Tipperary (FBD Semple Stadium, February 19)
Despite beating Waterford in the preliminary round of the Munster Football Championship, Tipperary bowed out of the All-Ireland last year when they were defeated by Limerick. They managed to achieve promotion last year from Division Four by coming second in the league with 11 points. The Premier County is led by David Power this year, who managed to lead the footballers to an All-Ireland semi-final in 2020.
Fermanagh (Corrigan Park, February 25)
Fermanagh legend Kieran Donnelly is in charge of the Erne County this year.
Last year, they came fifth in Division Three and exited at the preliminary stage in the Ulster Championship when they were defeated by Tyrone by seven points. They will be hoping to repeat their performances from the 2004 and 2015 Football Championships when they reached the semi-final and the quarter-final of the All-Ireland respectively.
Westmeath (Mullingar, March 5)
Westmeath retained their place in Division Three by coming third last year and narrowly missed out on promotion to Division Two despite beating Antrim in the final round of games. Dessie Dolan, a former Westmeath player who acts as an occasional commentator for RTÉ, takes over the reins. The county was eliminated at the semi-final of the Leinster Championship last year but claimed the Tailteann Cup and will seek to push on this year.
Cavan (Corrigan Park, March 18)
The All-Ireland semi-finalists of 2020 find themselves in Division Three as they gained promotion last year by topping Division Four with 12 points. Cavan met Antrim in last year’s Ulster Football Championship in the quarter-final, emerging victorious by 13 points, but fell at the next hurdle against Donegal and lost by two goals. They also accounted for Antrim in the McKenna Cup, so the Saffrons will hope to turn the tables in spring.
Longford Glennon Brothers Pearse Park, March 26)

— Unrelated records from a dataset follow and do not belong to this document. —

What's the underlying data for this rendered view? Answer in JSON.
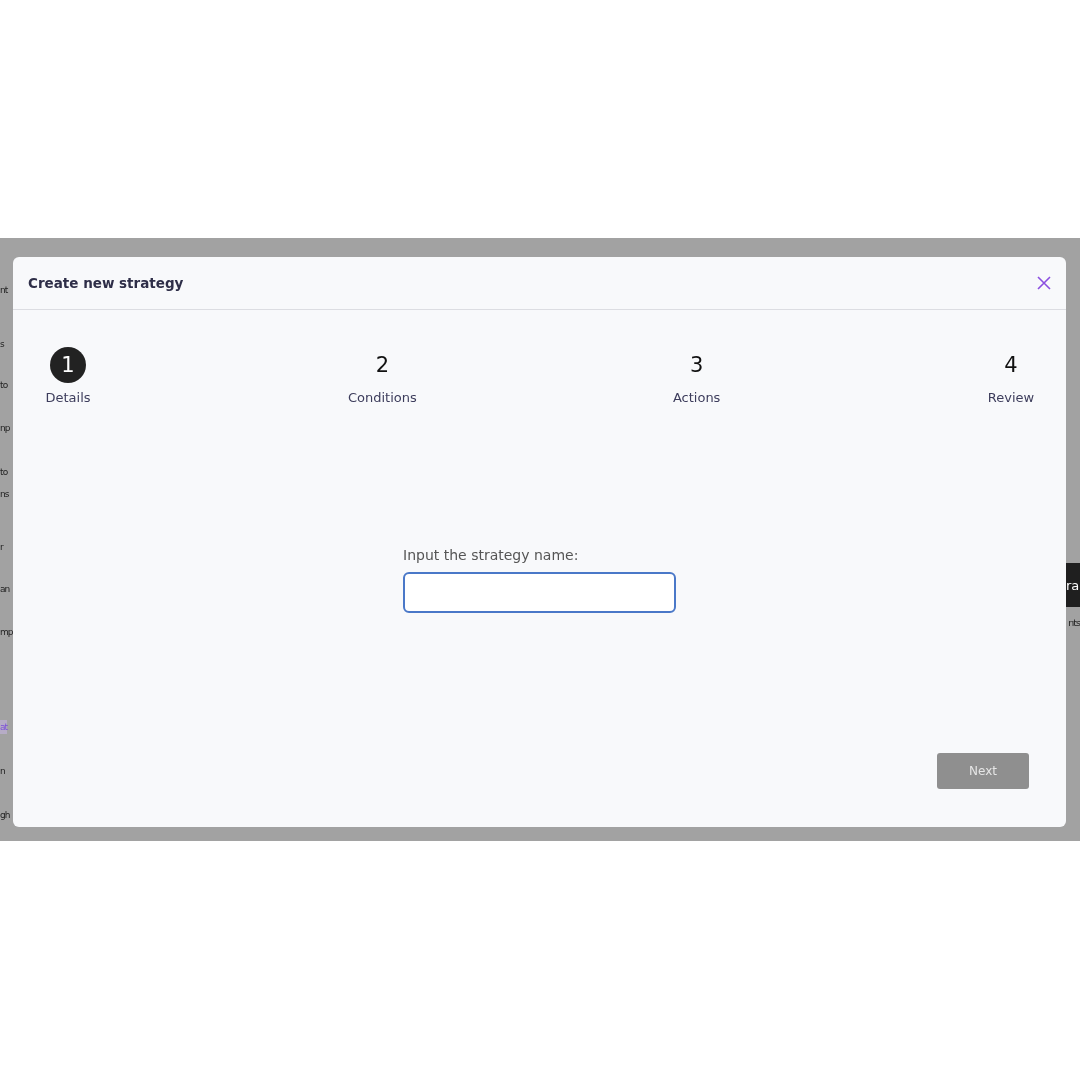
{
  "background": {
    "left_items": [
      {
        "text": "nt",
        "selected": false
      },
      {
        "text": "s",
        "selected": false
      },
      {
        "text": "to",
        "selected": false
      },
      {
        "text": "np",
        "selected": false
      },
      {
        "text": "to",
        "selected": false
      },
      {
        "text": "ns",
        "selected": false
      },
      {
        "text": "r",
        "selected": false
      },
      {
        "text": "an",
        "selected": false
      },
      {
        "text": "mp",
        "selected": false
      },
      {
        "text": "at",
        "selected": true
      },
      {
        "text": "n",
        "selected": false
      },
      {
        "text": "gh",
        "selected": false
      }
    ],
    "right_button": "ra",
    "right_text": "nts"
  },
  "dialog": {
    "title": "Create new strategy",
    "steps": [
      {
        "number": "1",
        "label": "Details",
        "selected": true
      },
      {
        "number": "2",
        "label": "Conditions",
        "selected": false
      },
      {
        "number": "3",
        "label": "Actions",
        "selected": false
      },
      {
        "number": "4",
        "label": "Review",
        "selected": false
      }
    ],
    "field": {
      "label": "Input the strategy name:",
      "focused": true
    },
    "next_button": {
      "label": "Next",
      "disabled": true
    }
  }
}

Longford clung onto Division Three status by their fingernails last year, narrowly avoiding relegation due to their points difference. Ex-Dublin star Paddy Christie has been the manager since 2022. Despite losing to Westmeath in last year’s Leinster Football Championship at the quarter-final stage, Longford can boast of having a decent GAA clubs such as Mullinalaghta St Columba’s GAA club, who won the Leinster Club Football Championship in 2109, proving that they have talented footballers and are capable of a better 2023 with Pearse Park something of a fortress.